:: Data under study

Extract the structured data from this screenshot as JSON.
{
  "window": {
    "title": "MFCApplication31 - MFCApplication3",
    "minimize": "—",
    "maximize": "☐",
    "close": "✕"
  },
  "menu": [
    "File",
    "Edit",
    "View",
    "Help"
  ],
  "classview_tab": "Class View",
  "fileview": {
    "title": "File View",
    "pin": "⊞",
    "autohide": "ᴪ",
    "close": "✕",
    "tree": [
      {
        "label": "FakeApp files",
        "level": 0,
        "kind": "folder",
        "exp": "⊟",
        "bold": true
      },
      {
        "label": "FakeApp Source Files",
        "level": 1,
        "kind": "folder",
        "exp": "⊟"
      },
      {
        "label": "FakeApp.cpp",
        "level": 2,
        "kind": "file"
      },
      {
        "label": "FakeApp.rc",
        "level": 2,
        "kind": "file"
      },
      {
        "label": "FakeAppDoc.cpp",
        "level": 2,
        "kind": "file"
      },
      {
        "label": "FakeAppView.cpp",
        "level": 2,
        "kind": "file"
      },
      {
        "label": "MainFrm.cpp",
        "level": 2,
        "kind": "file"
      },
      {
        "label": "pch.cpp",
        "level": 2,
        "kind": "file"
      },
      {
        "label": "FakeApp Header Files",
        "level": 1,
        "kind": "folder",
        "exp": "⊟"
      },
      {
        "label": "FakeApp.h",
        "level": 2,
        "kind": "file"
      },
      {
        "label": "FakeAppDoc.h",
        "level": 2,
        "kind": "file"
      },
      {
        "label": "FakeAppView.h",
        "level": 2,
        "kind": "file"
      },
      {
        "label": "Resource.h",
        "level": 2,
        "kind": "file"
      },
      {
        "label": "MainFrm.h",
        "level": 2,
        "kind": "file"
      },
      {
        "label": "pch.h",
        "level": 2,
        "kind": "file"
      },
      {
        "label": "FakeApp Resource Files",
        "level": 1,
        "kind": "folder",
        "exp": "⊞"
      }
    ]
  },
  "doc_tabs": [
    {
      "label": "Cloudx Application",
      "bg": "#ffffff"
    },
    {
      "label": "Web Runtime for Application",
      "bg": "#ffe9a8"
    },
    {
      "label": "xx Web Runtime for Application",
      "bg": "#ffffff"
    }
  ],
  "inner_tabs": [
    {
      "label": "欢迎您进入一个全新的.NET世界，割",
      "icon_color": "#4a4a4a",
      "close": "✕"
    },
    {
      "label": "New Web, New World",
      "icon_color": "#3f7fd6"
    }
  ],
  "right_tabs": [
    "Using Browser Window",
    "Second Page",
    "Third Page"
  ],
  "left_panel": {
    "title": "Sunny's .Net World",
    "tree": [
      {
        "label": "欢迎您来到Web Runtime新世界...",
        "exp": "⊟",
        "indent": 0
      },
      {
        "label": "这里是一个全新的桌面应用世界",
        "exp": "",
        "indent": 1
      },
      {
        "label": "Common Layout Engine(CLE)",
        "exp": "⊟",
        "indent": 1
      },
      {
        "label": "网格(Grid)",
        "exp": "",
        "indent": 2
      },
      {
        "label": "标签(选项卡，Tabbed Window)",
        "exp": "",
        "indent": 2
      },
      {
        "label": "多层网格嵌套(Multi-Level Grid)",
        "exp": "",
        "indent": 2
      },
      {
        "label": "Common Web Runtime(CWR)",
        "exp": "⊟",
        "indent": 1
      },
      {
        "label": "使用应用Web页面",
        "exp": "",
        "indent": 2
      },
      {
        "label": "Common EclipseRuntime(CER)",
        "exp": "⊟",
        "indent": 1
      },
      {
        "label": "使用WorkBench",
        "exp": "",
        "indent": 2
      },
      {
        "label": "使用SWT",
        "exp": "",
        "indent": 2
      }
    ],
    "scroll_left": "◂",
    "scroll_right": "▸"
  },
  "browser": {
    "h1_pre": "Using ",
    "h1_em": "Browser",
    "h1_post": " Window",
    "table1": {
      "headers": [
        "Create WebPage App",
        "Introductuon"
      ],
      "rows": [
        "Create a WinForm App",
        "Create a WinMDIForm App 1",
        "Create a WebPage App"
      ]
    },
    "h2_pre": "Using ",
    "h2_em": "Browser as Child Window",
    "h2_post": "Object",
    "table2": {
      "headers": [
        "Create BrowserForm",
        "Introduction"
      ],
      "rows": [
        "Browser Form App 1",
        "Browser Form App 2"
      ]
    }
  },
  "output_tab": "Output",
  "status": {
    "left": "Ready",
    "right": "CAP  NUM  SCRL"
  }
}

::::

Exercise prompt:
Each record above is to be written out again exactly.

Result of this exercise:
Extract the structured data from this screenshot as JSON.
{
  "window": {
    "title": "MFCApplication31 - MFCApplication3",
    "minimize": "—",
    "maximize": "☐",
    "close": "✕"
  },
  "menu": [
    "File",
    "Edit",
    "View",
    "Help"
  ],
  "classview_tab": "Class View",
  "fileview": {
    "title": "File View",
    "pin": "⊞",
    "autohide": "ᴪ",
    "close": "✕",
    "tree": [
      {
        "label": "FakeApp files",
        "level": 0,
        "kind": "folder",
        "exp": "⊟",
        "bold": true
      },
      {
        "label": "FakeApp Source Files",
        "level": 1,
        "kind": "folder",
        "exp": "⊟"
      },
      {
        "label": "FakeApp.cpp",
        "level": 2,
        "kind": "file"
      },
      {
        "label": "FakeApp.rc",
        "level": 2,
        "kind": "file"
      },
      {
        "label": "FakeAppDoc.cpp",
        "level": 2,
        "kind": "file"
      },
      {
        "label": "FakeAppView.cpp",
        "level": 2,
        "kind": "file"
      },
      {
        "label": "MainFrm.cpp",
        "level": 2,
        "kind": "file"
      },
      {
        "label": "pch.cpp",
        "level": 2,
        "kind": "file"
      },
      {
        "label": "FakeApp Header Files",
        "level": 1,
        "kind": "folder",
        "exp": "⊟"
      },
      {
        "label": "FakeApp.h",
        "level": 2,
        "kind": "file"
      },
      {
        "label": "FakeAppDoc.h",
        "level": 2,
        "kind": "file"
      },
      {
        "label": "FakeAppView.h",
        "level": 2,
        "kind": "file"
      },
      {
        "label": "Resource.h",
        "level": 2,
        "kind": "file"
      },
      {
        "label": "MainFrm.h",
        "level": 2,
        "kind": "file"
      },
      {
        "label": "pch.h",
        "level": 2,
        "kind": "file"
      },
      {
        "label": "FakeApp Resource Files",
        "level": 1,
        "kind": "folder",
        "exp": "⊞"
      }
    ]
  },
  "doc_tabs": [
    {
      "label": "Cloudx Application",
      "bg": "#ffffff"
    },
    {
      "label": "Web Runtime for Application",
      "bg": "#ffe9a8"
    },
    {
      "label": "xx Web Runtime for Application",
      "bg": "#ffffff"
    }
  ],
  "inner_tabs": [
    {
      "label": "欢迎您进入一个全新的.NET世界，割",
      "icon_color": "#4a4a4a",
      "close": "✕"
    },
    {
      "label": "New Web, New World",
      "icon_color": "#3f7fd6"
    }
  ],
  "right_tabs": [
    "Using Browser Window",
    "Second Page",
    "Third Page"
  ],
  "left_panel": {
    "title": "Sunny's .Net World",
    "tree": [
      {
        "label": "欢迎您来到Web Runtime新世界...",
        "exp": "⊟",
        "indent": 0
      },
      {
        "label": "这里是一个全新的桌面应用世界",
        "exp": "",
        "indent": 1
      },
      {
        "label": "Common Layout Engine(CLE)",
        "exp": "⊟",
        "indent": 1
      },
      {
        "label": "网格(Grid)",
        "exp": "",
        "indent": 2
      },
      {
        "label": "标签(选项卡，Tabbed Window)",
        "exp": "",
        "indent": 2
      },
      {
        "label": "多层网格嵌套(Multi-Level Grid)",
        "exp": "",
        "indent": 2
      },
      {
        "label": "Common Web Runtime(CWR)",
        "exp": "⊟",
        "indent": 1
      },
      {
        "label": "使用应用Web页面",
        "exp": "",
        "indent": 2
      },
      {
        "label": "Common EclipseRuntime(CER)",
        "exp": "⊟",
        "indent": 1
      },
      {
        "label": "使用WorkBench",
        "exp": "",
        "indent": 2
      },
      {
        "label": "使用SWT",
        "exp": "",
        "indent": 2
      }
    ],
    "scroll_left": "◂",
    "scroll_right": "▸"
  },
  "browser": {
    "h1_pre": "Using ",
    "h1_em": "Browser",
    "h1_post": " Window",
    "table1": {
      "headers": [
        "Create WebPage App",
        "Introductuon"
      ],
      "rows": [
        "Create a WinForm App",
        "Create a WinMDIForm App 1",
        "Create a WebPage App"
      ]
    },
    "h2_pre": "Using ",
    "h2_em": "Browser as Child Window",
    "h2_post": "Object",
    "table2": {
      "headers": [
        "Create BrowserForm",
        "Introduction"
      ],
      "rows": [
        "Browser Form App 1",
        "Browser Form App 2"
      ]
    }
  },
  "output_tab": "Output",
  "status": {
    "left": "Ready",
    "right": "CAP  NUM  SCRL"
  }
}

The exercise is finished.